Quick Index Board Index Home FAQ Site Map
|Feathers and presentation
Written by LouisaP
(1/13/2004 4:21 p.m.)
in consequence of the missive, Lousia, are thoose feathers...., penned by Deborah Julia
I don't believe that feathers in full dress implied that the wearer had been presented at Court. Upstanding plumes were a distinctive feature of proper court dress in Britain during JAusten's time, and had been for nearly 75 years. Court dress really was a fossilized form of attire.
(The distinctive feature of French court dress, for example, was lace lappets hanging down either side of the woman's face.)
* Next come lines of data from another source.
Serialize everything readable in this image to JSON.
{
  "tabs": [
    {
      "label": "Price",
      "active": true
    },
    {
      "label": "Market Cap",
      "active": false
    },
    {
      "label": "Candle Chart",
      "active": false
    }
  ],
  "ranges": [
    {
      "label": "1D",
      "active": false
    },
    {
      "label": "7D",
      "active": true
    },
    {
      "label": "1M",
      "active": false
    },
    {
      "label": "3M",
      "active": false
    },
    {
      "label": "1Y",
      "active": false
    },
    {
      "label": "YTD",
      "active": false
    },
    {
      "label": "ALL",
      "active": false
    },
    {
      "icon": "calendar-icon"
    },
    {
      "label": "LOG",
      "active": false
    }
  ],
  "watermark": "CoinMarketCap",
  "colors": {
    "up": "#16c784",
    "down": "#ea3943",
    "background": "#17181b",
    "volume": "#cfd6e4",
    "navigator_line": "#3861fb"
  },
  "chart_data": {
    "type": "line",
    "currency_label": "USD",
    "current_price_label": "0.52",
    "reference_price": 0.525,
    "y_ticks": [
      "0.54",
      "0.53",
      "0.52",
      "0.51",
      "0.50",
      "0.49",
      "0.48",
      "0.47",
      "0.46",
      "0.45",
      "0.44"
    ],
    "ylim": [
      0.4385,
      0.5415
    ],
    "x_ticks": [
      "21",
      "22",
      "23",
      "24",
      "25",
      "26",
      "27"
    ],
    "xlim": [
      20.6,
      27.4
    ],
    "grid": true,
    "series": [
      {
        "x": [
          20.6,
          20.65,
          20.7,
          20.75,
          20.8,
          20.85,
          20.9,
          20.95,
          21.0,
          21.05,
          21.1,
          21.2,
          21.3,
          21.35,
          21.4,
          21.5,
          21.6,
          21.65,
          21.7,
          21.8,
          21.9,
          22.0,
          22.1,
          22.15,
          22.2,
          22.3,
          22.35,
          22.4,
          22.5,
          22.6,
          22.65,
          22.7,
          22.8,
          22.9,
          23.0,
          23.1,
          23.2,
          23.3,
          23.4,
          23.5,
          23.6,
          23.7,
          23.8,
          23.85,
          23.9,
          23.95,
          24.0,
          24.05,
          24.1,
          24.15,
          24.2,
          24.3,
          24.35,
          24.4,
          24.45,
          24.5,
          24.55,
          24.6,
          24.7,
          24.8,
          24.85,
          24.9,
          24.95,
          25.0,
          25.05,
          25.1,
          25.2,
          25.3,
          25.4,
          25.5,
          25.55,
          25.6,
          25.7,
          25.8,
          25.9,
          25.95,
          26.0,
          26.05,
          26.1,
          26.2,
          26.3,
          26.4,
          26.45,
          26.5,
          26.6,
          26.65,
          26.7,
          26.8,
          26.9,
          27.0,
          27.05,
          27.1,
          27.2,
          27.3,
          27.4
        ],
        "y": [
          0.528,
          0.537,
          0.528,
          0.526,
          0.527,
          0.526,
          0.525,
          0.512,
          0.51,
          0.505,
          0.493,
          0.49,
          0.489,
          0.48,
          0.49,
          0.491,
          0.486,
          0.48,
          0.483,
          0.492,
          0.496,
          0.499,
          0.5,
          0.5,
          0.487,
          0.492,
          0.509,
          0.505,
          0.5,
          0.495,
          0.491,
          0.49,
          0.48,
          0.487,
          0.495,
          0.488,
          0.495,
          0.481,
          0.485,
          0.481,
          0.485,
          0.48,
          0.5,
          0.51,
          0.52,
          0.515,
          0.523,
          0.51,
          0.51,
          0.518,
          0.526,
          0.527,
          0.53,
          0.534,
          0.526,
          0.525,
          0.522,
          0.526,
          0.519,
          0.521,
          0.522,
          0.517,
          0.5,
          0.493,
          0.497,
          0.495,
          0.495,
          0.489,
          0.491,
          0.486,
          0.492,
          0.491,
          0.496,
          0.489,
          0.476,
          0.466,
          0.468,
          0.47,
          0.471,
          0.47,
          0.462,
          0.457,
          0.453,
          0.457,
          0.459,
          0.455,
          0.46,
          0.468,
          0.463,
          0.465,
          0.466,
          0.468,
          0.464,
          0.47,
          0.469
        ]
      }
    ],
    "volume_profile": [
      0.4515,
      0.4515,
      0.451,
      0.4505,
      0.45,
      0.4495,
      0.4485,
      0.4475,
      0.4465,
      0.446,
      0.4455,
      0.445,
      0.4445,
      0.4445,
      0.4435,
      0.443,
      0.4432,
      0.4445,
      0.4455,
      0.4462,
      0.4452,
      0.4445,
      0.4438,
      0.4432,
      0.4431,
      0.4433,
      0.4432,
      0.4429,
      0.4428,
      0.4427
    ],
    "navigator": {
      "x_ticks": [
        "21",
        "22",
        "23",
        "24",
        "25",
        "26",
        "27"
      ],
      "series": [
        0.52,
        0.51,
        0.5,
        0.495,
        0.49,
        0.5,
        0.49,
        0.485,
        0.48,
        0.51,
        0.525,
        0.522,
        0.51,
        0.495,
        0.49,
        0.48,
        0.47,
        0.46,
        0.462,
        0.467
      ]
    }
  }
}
They just plain old liked to wear feathers when they dressed bang up to the nines, from any bird that took their fancy: egret, parrot, ostrich, peacock, pheasant, bird of paradise, etc.
Re the Prince Regent's Plume - it became trendy to show support for the Prince of Wales in the Regency Debate by wearing the distinctive insignia of the Prince of Wales: three upstanding plumes contained in a crown. Sometimes it was embroidered onto a dress, or formed into a brooch. But I don't think the Bingley sisters are involving themselves in that particular political debate by wearing their feather head-dresses, at least not in 1813 where A&E set their particular screen version.
Groupread is maintained by Myretta with WebBBS 3.21.